Monday, June 18, 2012
“The fifth level of intimacy is about getting comfortable with our own feelings and learning to express them to the people we love. The fifth level of feelings is also very much about learning to listen to others, but it is also about learning to listen to ourselves.” This excerpt from Matthew Kelly’s book, The Seven Levels of Intimacy implies that in order for this level to have a positive impact on your relationships, feelings need to be expressed well and listened to well.
Feelings aren’t good or bad, they just are. You can’t control what feeling pops up in reaction to any given situation. Your feeling reactions are imprinted early in your life, some research would suggest even before birth, and therefore there is no learning to stop during a situation and ask yourself, “Hmmm, I guess I need to choose which feeling I am going have in response to this event.”
The real questions around our feelings involve figuring out how we feel, how to effectively convey those feelings, and how to manage our behavioral expression of those feelings. Easily listed, not so easily done. Feeling angry is okay, screaming in someone’s face at point blank range is not. When emotions are expressed well others can know us at a much deeper level and we can feel understood – maybe even get a need met! In the church setting, we may not reveal as much as we would with an intimate partner, but we can reveal enough in an effective manner to be heard as someone with valid input to a conversation rather than a bully, a blow hard, a cry baby, a whiner, or a stubborn mule.
Sharing our feelings creates a much more tender level of vulnerability. It’s like showing someone an open would and trusting that they won’t pour salt in. That level of trust comes only from taking the risk on smaller, less important issues so that we can open up on bigger, more important issues later in the relationship. So what’s the payback for taking such a risk? Deeper, more meaningful relationships. What’s so important about meaningful relationships? They benefit our individual mental health and when a group can operate successfully at this level it can grow, nurture, and benefit an entire community.

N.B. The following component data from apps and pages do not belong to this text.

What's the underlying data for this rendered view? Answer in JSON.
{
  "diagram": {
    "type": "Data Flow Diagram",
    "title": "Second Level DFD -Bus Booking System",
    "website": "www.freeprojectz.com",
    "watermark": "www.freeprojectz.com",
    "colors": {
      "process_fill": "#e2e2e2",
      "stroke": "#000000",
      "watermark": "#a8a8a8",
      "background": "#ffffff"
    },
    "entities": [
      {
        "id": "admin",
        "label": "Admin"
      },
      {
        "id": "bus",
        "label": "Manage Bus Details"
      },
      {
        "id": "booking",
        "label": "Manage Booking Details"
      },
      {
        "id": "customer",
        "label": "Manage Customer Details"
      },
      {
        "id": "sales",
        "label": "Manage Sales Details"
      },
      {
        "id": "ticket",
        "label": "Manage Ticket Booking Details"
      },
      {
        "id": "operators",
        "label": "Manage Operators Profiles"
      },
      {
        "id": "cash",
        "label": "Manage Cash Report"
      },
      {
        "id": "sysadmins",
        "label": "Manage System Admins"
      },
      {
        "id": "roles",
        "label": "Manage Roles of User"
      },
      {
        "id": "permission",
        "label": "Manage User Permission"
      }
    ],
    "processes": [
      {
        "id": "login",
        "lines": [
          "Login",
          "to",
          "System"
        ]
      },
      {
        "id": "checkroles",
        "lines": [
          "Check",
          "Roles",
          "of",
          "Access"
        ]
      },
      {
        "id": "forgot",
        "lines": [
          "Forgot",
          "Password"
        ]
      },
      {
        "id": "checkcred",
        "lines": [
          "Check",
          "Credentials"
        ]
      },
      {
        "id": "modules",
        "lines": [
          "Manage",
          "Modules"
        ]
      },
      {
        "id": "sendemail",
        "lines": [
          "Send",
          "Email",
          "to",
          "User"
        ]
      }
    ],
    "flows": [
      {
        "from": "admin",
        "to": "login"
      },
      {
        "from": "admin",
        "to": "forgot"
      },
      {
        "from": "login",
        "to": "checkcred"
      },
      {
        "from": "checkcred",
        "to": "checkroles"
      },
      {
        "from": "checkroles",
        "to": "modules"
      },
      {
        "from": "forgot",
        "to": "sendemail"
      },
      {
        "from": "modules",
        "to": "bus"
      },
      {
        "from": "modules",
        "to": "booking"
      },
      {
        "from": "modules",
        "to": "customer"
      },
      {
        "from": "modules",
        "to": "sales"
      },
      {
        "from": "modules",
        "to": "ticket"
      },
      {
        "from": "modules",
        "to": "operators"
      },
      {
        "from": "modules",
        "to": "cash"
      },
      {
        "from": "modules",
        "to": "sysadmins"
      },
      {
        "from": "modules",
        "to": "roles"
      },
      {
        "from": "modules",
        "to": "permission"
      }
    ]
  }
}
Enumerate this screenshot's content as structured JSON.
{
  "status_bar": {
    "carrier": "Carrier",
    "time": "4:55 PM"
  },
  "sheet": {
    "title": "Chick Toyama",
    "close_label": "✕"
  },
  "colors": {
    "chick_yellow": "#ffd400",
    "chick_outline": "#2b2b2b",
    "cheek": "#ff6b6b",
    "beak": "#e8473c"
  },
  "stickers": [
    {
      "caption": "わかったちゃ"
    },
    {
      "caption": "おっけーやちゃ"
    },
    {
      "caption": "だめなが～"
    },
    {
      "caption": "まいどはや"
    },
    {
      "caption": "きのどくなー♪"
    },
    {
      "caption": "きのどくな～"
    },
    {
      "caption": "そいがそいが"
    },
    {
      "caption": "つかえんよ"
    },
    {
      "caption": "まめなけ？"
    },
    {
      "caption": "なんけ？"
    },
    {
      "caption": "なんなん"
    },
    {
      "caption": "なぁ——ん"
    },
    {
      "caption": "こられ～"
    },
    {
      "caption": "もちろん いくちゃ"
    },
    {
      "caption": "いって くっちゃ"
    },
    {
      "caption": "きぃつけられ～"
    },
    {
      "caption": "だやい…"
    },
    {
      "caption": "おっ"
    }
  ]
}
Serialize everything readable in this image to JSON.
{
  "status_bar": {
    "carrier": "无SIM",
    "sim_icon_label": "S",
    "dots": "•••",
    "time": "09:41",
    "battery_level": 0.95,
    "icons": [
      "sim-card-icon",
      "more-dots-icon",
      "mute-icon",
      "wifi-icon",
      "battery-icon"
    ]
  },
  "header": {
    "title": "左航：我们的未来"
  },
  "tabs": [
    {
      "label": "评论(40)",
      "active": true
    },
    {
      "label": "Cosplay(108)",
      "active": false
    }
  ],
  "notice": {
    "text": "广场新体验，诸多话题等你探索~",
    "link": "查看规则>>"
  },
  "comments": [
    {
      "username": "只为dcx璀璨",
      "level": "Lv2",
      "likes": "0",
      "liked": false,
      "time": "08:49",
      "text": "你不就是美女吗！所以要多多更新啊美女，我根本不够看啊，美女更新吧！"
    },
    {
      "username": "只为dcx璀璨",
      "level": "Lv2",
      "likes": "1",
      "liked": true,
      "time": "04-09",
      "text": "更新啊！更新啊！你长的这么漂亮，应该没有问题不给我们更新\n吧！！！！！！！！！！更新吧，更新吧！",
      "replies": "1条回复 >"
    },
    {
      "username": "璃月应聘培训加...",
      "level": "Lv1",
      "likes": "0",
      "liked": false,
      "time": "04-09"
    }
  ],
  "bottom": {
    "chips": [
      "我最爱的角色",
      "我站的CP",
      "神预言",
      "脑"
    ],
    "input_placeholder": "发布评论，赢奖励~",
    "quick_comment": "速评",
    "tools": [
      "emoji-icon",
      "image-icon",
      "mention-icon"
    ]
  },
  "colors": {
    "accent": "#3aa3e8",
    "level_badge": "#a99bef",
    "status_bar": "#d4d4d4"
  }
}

The key to expressing feelings in a way that deepens intimacy is non-judgmental acceptance. Can you hear what someone else feels and accept it for what it is? Can you respond to their feelings with empathy? After someone has shared how they feel, statements like, “You shouldn’t feel that way,” “That just makes no sense at all,” or “No one else would ever feel that way” are judgments and intimacy killers. You have just told someone that there’s something wrong with him because of how he feels – something over which he has no control. Along with judgment, criticism and rejection are feared experiences that may result from being open and honest about one’s feelings.

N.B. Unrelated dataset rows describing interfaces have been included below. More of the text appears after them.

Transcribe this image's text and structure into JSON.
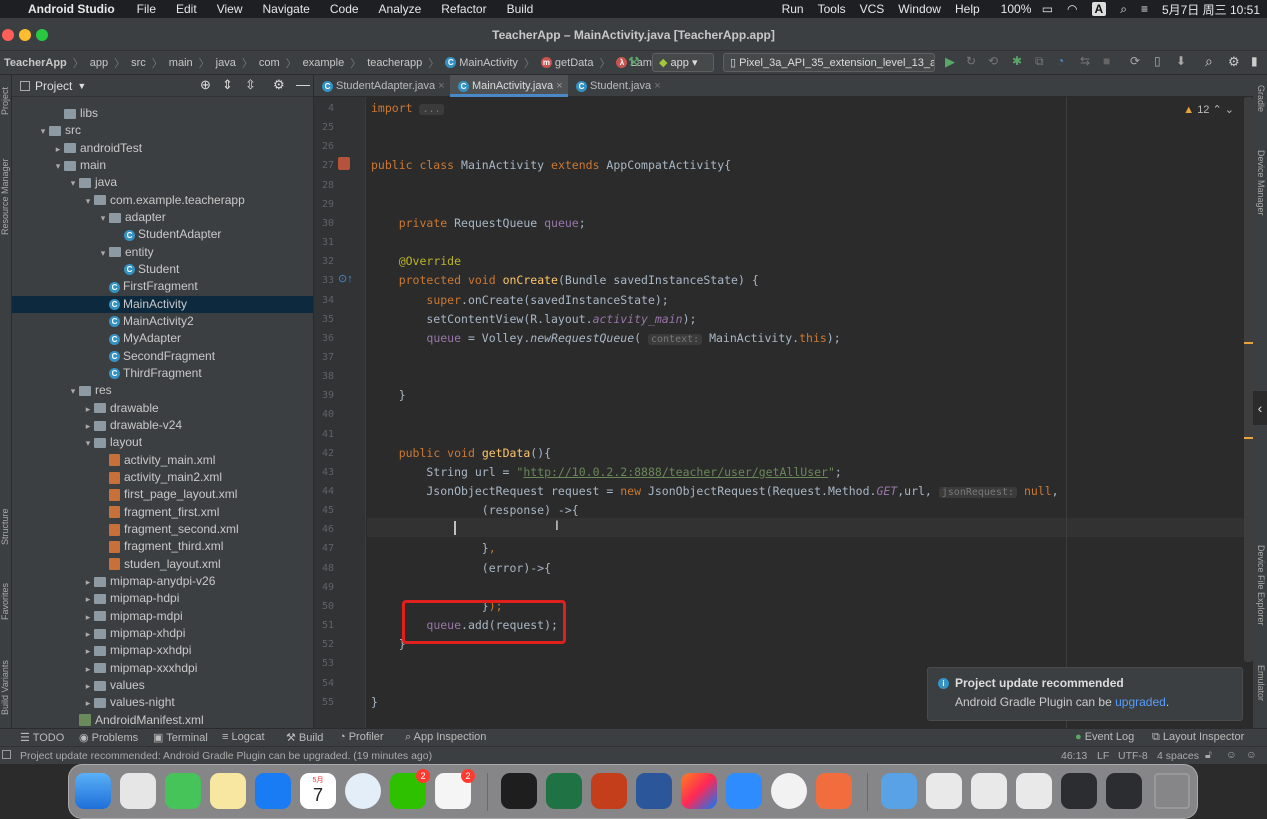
{
  "menubar": {
    "apple": "",
    "app": "Android Studio",
    "items": [
      "File",
      "Edit",
      "View",
      "Navigate",
      "Code",
      "Analyze",
      "Refactor",
      "Build",
      "Run",
      "Tools",
      "VCS",
      "Window",
      "Help"
    ],
    "battery": "100%",
    "input": "A",
    "datetime": "5月7日 周三  10:51"
  },
  "window": {
    "title": "TeacherApp – MainActivity.java [TeacherApp.app]"
  },
  "breadcrumbs": [
    "TeacherApp",
    "app",
    "src",
    "main",
    "java",
    "com",
    "example",
    "teacherapp",
    "MainActivity",
    "getData",
    "Lambda"
  ],
  "run_config": {
    "module": "app",
    "device": "Pixel_3a_API_35_extension_level_13_ar"
  },
  "project_panel": {
    "title": "Project"
  },
  "tree": [
    {
      "label": "libs",
      "type": "folder",
      "indent": 4,
      "arrow": ""
    },
    {
      "label": "src",
      "type": "folder",
      "indent": 3,
      "arrow": "▾"
    },
    {
      "label": "androidTest",
      "type": "folder",
      "indent": 4,
      "arrow": "▸"
    },
    {
      "label": "main",
      "type": "folder",
      "indent": 4,
      "arrow": "▾"
    },
    {
      "label": "java",
      "type": "folder",
      "indent": 5,
      "arrow": "▾"
    },
    {
      "label": "com.example.teacherapp",
      "type": "folder",
      "indent": 6,
      "arrow": "▾"
    },
    {
      "label": "adapter",
      "type": "folder",
      "indent": 7,
      "arrow": "▾"
    },
    {
      "label": "StudentAdapter",
      "type": "class",
      "indent": 8,
      "arrow": ""
    },
    {
      "label": "entity",
      "type": "folder",
      "indent": 7,
      "arrow": "▾"
    },
    {
      "label": "Student",
      "type": "class",
      "indent": 8,
      "arrow": ""
    },
    {
      "label": "FirstFragment",
      "type": "class",
      "indent": 7,
      "arrow": ""
    },
    {
      "label": "MainActivity",
      "type": "class",
      "indent": 7,
      "arrow": "",
      "selected": true
    },
    {
      "label": "MainActivity2",
      "type": "class",
      "indent": 7,
      "arrow": ""
    },
    {
      "label": "MyAdapter",
      "type": "class",
      "indent": 7,
      "arrow": ""
    },
    {
      "label": "SecondFragment",
      "type": "class",
      "indent": 7,
      "arrow": ""
    },
    {
      "label": "ThirdFragment",
      "type": "class",
      "indent": 7,
      "arrow": ""
    },
    {
      "label": "res",
      "type": "folder",
      "indent": 5,
      "arrow": "▾"
    },
    {
      "label": "drawable",
      "type": "folder",
      "indent": 6,
      "arrow": "▸"
    },
    {
      "label": "drawable-v24",
      "type": "folder",
      "indent": 6,
      "arrow": "▸"
    },
    {
      "label": "layout",
      "type": "folder",
      "indent": 6,
      "arrow": "▾"
    },
    {
      "label": "activity_main.xml",
      "type": "xml",
      "indent": 7,
      "arrow": ""
    },
    {
      "label": "activity_main2.xml",
      "type": "xml",
      "indent": 7,
      "arrow": ""
    },
    {
      "label": "first_page_layout.xml",
      "type": "xml",
      "indent": 7,
      "arrow": ""
    },
    {
      "label": "fragment_first.xml",
      "type": "xml",
      "indent": 7,
      "arrow": ""
    },
    {
      "label": "fragment_second.xml",
      "type": "xml",
      "indent": 7,
      "arrow": ""
    },
    {
      "label": "fragment_third.xml",
      "type": "xml",
      "indent": 7,
      "arrow": ""
    },
    {
      "label": "studen_layout.xml",
      "type": "xml",
      "indent": 7,
      "arrow": ""
    },
    {
      "label": "mipmap-anydpi-v26",
      "type": "folder",
      "indent": 6,
      "arrow": "▸"
    },
    {
      "label": "mipmap-hdpi",
      "type": "folder",
      "indent": 6,
      "arrow": "▸"
    },
    {
      "label": "mipmap-mdpi",
      "type": "folder",
      "indent": 6,
      "arrow": "▸"
    },
    {
      "label": "mipmap-xhdpi",
      "type": "folder",
      "indent": 6,
      "arrow": "▸"
    },
    {
      "label": "mipmap-xxhdpi",
      "type": "folder",
      "indent": 6,
      "arrow": "▸"
    },
    {
      "label": "mipmap-xxxhdpi",
      "type": "folder",
      "indent": 6,
      "arrow": "▸"
    },
    {
      "label": "values",
      "type": "folder",
      "indent": 6,
      "arrow": "▸"
    },
    {
      "label": "values-night",
      "type": "folder",
      "indent": 6,
      "arrow": "▸"
    },
    {
      "label": "AndroidManifest.xml",
      "type": "manifest",
      "indent": 5,
      "arrow": ""
    }
  ],
  "tabs": [
    {
      "label": "StudentAdapter.java",
      "active": false
    },
    {
      "label": "MainActivity.java",
      "active": true
    },
    {
      "label": "Student.java",
      "active": false
    }
  ],
  "editor": {
    "warnings": "12",
    "lines": [
      {
        "n": "4",
        "html": "<span class=\"kw\">import</span> <span class=\"hint\">...</span>"
      },
      {
        "n": "25",
        "html": ""
      },
      {
        "n": "26",
        "html": ""
      },
      {
        "n": "27",
        "html": "<span class=\"kw\">public class</span> MainActivity <span class=\"kw\">extends</span> AppCompatActivity{"
      },
      {
        "n": "28",
        "html": ""
      },
      {
        "n": "29",
        "html": ""
      },
      {
        "n": "30",
        "html": "    <span class=\"kw\">private</span> RequestQueue <span class=\"fld\">queue</span>;"
      },
      {
        "n": "31",
        "html": ""
      },
      {
        "n": "32",
        "html": "    <span class=\"ann\">@Override</span>"
      },
      {
        "n": "33",
        "html": "    <span class=\"kw\">protected void</span> <span class=\"fn\">onCreate</span>(Bundle savedInstanceState) {"
      },
      {
        "n": "34",
        "html": "        <span class=\"kw\">super</span>.onCreate(savedInstanceState);"
      },
      {
        "n": "35",
        "html": "        setContentView(R.layout.<span class=\"fld ital\">activity_main</span>);"
      },
      {
        "n": "36",
        "html": "        <span class=\"fld\">queue</span> = Volley.<span class=\"ital\">newRequestQueue</span>( <span class=\"hint\">context:</span> MainActivity.<span class=\"kw\">this</span>);"
      },
      {
        "n": "37",
        "html": ""
      },
      {
        "n": "38",
        "html": ""
      },
      {
        "n": "39",
        "html": "    }"
      },
      {
        "n": "40",
        "html": ""
      },
      {
        "n": "41",
        "html": ""
      },
      {
        "n": "42",
        "html": "    <span class=\"kw\">public void</span> <span class=\"fn\">getData</span>(){"
      },
      {
        "n": "43",
        "html": "        String url = <span class=\"str\">\"</span><span class=\"url\">http://10.0.2.2:8888/teacher/user/getAllUser</span><span class=\"str\">\"</span>;"
      },
      {
        "n": "44",
        "html": "        JsonObjectRequest request = <span class=\"kw\">new</span> JsonObjectRequest(Request.Method.<span class=\"fld ital\">GET</span>,url, <span class=\"hint\">jsonRequest:</span> <span class=\"kw\">null</span>,"
      },
      {
        "n": "45",
        "html": "                (response) ->{"
      },
      {
        "n": "46",
        "html": ""
      },
      {
        "n": "47",
        "html": "                }<span class=\"kw\">,</span>"
      },
      {
        "n": "48",
        "html": "                (error)->{"
      },
      {
        "n": "49",
        "html": ""
      },
      {
        "n": "50",
        "html": "                }<span class=\"kw\">);</span>"
      },
      {
        "n": "51",
        "html": "        <span class=\"fld\">queue</span>.add(request);"
      },
      {
        "n": "52",
        "html": "    }"
      },
      {
        "n": "53",
        "html": ""
      },
      {
        "n": "54",
        "html": ""
      },
      {
        "n": "55",
        "html": "}"
      }
    ]
  },
  "notification": {
    "title": "Project update recommended",
    "body": "Android Gradle Plugin can be ",
    "link": "upgraded",
    "end": "."
  },
  "bottom_tools": [
    "TODO",
    "Problems",
    "Terminal",
    "Logcat",
    "Build",
    "Profiler",
    "App Inspection",
    "Event Log",
    "Layout Inspector"
  ],
  "status": {
    "message": "Project update recommended: Android Gradle Plugin can be upgraded. (19 minutes ago)",
    "position": "46:13",
    "lf": "LF",
    "encoding": "UTF-8",
    "indent": "4 spaces"
  },
  "side_labels": {
    "left": [
      "Project",
      "Resource Manager",
      "Structure",
      "Favorites",
      "Build Variants"
    ],
    "right": [
      "Gradle",
      "Device Manager",
      "Device File Explorer",
      "Emulator"
    ]
  },
  "dock": {
    "calendar_month": "5月",
    "calendar_day": "7",
    "wechat_badge": "2",
    "qq_badge": "2"
  }
}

What else gets in the way at this level? An inability to name our feelings can bring this process to a screeching halt. Difficulty listening to the feelings of others will also put a quick end to this process. Part 2 of this blog will address naming your own feelings and listening to the feelings of others. Part 3 will address obstacles to listening. Stay tuned!